Punjab Campaign Medal, with bars for Goojerat & Chilianwala, awarded to Pvt. Charles Lenden, 1849
Obverse, a bust of Queen Victoria
Reverse, a general on horseback receiving the Sikhs' surrender before a hill topped with a palm tree
Punjab Campaign Medal, 1849 (Second Anglo-Sikh War)
The city of Multan in the Punjab province of India was taken over by the Sikh ruler Ranjit Singh in the early 19th century. It thus became part of the Sikh kingdom of the Punjab that was brought under British East India Company control in the First Anglo-Sikh War. It was also the site of considerable Sikh unrest after this defeat, which culminated in April 1848 with the murder of the British Resident in the city.
The ruler of the Punjab at this time was the eleven-year-old Maharaja Duleep Singh, around whom a rebellion rapidly coalesced. The British waited until November to respond but then advanced to recover the situation. Engagements were inconclusive and badly handled on both sides, and were insufficient to unseat the general resistance of the kingdom to British incursions.

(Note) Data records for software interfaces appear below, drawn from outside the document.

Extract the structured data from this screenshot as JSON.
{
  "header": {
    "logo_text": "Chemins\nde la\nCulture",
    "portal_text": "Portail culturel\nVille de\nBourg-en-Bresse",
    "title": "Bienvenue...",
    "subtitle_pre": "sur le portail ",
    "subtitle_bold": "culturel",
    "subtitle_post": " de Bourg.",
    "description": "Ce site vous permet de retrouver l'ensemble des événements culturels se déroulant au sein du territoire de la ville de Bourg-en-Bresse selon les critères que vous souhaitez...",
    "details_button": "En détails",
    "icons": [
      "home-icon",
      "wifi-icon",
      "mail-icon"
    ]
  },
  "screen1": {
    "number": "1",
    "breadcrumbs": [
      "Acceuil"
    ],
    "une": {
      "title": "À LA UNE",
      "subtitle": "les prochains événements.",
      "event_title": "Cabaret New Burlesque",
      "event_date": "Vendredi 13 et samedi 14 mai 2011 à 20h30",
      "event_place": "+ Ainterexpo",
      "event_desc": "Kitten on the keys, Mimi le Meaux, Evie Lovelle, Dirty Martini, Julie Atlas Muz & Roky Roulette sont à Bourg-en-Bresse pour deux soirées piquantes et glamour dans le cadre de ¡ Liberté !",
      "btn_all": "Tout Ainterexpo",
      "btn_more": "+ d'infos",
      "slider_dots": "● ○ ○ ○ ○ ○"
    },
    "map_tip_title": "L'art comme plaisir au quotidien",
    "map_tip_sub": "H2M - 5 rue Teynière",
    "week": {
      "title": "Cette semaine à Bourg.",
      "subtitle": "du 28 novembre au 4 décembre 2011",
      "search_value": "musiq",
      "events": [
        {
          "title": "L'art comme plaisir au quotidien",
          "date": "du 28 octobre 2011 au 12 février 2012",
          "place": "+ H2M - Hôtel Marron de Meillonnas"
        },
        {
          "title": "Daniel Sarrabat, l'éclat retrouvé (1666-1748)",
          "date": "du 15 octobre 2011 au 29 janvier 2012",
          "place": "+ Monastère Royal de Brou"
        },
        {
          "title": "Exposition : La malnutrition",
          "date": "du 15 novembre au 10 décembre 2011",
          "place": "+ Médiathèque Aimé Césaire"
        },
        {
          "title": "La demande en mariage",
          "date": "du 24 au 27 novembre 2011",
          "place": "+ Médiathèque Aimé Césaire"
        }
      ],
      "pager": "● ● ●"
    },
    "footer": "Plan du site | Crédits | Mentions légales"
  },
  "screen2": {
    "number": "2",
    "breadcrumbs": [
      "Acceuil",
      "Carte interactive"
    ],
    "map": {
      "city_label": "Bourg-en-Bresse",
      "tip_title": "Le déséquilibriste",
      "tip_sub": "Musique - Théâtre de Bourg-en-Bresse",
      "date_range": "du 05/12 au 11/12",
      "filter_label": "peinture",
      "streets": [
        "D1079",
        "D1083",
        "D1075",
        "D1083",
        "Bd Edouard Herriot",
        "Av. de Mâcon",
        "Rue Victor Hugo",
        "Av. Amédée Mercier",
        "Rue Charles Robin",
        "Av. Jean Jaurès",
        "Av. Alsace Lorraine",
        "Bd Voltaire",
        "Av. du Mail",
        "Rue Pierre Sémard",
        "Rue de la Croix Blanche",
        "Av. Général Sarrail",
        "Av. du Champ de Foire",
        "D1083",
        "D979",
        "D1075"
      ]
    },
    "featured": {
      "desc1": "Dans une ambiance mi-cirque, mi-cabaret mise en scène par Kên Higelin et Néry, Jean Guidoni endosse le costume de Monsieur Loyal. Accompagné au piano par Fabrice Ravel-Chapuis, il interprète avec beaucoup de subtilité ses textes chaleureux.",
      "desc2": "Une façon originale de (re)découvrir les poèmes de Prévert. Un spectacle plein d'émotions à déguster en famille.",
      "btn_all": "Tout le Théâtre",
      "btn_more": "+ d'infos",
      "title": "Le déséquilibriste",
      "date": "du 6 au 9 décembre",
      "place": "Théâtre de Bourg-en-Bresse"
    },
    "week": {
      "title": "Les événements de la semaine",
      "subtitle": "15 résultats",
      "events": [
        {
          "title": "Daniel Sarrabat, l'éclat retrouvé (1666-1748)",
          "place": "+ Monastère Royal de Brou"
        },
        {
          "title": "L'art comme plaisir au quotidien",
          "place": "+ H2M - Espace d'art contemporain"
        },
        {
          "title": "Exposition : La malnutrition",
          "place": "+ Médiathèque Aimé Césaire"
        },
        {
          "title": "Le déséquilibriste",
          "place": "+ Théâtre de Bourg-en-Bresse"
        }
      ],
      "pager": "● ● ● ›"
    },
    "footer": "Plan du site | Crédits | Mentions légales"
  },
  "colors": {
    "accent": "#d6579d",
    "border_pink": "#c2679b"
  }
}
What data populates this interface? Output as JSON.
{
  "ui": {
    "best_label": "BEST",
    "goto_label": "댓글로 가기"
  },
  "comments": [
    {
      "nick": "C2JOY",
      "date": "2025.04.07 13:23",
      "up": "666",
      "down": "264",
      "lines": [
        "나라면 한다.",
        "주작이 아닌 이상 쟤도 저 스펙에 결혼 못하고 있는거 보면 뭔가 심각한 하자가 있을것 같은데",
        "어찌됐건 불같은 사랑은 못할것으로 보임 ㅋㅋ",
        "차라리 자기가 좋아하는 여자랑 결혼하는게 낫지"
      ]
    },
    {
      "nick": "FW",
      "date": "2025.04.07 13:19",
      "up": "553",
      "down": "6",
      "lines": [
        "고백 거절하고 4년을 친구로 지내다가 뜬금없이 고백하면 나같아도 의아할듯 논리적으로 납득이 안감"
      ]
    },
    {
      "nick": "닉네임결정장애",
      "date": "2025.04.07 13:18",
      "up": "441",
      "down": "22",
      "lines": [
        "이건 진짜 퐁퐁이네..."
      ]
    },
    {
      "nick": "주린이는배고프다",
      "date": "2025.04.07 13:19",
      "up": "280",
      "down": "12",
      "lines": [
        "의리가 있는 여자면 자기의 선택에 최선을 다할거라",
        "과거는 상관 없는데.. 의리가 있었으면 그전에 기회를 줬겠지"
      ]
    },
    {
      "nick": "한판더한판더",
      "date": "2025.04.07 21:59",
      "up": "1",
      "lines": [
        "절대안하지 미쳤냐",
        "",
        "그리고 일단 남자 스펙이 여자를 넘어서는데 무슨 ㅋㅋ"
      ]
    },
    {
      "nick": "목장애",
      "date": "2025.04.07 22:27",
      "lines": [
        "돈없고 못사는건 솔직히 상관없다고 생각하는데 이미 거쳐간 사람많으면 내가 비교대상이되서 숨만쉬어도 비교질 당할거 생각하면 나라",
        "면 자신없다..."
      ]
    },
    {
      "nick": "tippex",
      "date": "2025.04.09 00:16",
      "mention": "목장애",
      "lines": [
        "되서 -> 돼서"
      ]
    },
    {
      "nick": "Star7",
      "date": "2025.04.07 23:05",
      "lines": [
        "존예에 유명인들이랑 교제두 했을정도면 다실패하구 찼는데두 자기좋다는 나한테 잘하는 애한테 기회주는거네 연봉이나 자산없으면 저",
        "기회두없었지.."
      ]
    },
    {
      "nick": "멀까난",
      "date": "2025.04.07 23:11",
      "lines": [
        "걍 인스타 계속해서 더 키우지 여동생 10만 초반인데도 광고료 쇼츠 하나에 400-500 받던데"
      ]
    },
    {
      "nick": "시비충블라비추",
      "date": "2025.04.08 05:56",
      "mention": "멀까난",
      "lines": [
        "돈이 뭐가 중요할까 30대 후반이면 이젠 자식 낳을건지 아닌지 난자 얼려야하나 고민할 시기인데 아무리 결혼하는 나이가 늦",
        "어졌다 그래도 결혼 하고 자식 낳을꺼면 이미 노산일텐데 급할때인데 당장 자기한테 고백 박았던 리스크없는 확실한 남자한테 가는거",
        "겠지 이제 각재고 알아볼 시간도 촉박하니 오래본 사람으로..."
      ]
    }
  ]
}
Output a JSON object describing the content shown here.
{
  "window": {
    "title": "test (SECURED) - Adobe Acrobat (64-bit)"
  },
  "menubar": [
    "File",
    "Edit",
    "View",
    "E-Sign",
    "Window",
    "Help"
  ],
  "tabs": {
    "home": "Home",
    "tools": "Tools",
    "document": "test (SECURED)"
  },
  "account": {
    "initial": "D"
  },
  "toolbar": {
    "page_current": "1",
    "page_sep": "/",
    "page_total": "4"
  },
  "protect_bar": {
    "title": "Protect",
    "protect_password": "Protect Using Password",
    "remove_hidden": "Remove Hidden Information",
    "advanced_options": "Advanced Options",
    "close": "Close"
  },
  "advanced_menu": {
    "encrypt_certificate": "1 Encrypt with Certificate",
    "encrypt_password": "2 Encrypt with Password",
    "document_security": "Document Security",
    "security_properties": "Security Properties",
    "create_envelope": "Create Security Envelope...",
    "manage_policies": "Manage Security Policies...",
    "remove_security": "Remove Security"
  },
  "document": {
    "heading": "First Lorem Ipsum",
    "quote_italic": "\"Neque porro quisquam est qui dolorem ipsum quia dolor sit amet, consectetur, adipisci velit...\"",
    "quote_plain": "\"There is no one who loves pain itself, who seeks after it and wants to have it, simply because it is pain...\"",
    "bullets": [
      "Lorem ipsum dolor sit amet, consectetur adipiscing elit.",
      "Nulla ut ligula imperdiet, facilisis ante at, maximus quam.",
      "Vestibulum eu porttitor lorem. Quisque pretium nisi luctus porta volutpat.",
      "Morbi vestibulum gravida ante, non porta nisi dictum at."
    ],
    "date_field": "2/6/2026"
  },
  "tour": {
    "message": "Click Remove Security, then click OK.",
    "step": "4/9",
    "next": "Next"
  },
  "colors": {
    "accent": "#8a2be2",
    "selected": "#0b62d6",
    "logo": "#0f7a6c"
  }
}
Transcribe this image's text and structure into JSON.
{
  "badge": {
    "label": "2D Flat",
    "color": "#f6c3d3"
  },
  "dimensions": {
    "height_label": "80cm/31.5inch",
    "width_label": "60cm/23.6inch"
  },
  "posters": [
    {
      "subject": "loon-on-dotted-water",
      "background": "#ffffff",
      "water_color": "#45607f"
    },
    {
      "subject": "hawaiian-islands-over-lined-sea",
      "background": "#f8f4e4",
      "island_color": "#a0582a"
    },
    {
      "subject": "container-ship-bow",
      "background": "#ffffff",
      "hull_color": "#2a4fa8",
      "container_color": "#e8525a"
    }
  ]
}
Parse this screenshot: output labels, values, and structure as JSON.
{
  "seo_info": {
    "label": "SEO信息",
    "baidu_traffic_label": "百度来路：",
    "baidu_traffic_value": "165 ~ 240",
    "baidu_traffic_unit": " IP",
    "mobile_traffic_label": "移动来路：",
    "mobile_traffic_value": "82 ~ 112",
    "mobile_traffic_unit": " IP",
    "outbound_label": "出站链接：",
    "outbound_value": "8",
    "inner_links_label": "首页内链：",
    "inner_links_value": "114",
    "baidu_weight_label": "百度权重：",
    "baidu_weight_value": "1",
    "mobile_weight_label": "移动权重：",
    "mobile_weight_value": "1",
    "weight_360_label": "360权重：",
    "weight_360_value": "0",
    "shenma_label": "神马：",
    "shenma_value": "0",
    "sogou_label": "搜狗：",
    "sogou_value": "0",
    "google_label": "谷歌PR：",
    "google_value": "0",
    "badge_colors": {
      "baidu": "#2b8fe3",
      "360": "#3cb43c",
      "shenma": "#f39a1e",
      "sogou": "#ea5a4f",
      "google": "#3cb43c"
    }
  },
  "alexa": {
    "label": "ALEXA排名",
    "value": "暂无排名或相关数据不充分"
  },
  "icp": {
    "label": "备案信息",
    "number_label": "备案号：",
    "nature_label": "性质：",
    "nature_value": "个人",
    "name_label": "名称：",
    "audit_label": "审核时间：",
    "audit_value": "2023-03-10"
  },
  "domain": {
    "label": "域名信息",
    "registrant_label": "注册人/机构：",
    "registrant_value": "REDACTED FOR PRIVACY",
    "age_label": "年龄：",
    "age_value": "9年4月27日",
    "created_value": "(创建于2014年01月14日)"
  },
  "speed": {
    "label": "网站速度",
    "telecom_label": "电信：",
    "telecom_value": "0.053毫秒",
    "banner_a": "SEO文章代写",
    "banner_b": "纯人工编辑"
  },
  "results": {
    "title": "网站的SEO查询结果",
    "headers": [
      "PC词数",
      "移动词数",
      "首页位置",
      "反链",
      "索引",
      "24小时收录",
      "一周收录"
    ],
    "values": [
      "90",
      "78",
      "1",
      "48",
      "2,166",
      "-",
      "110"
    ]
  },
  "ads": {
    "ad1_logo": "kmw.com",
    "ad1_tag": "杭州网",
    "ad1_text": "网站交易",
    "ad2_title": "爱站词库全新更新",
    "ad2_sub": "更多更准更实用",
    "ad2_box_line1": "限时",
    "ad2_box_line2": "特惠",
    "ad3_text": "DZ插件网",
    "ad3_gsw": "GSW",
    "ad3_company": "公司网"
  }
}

Moreover an army of Sikh reinforcements sent by the East India Company, under Shere Singh, instead joined the rebellion, and inflicted heavy losses on a British force sent to quell it at the Battle of Chillianwala on 13 January 1849. Only the recapture of Multan the same month allowed enough of a force to be concentrated to overwhelmingly defeat Sikh resistance at the Battle of Gujarat the following month. This was followed by the formal annexation of the Punjab to British India.
This medal was awarded to Private Charles Lenden of the 29th Foot, who was one of the survivors of the retreat at Chillianwala and also fought at Gujarat. He can have enjoyed his medal for no more than three months, as he died on 31 July 1849. Lester Watson acquired the piece at some point before 1928.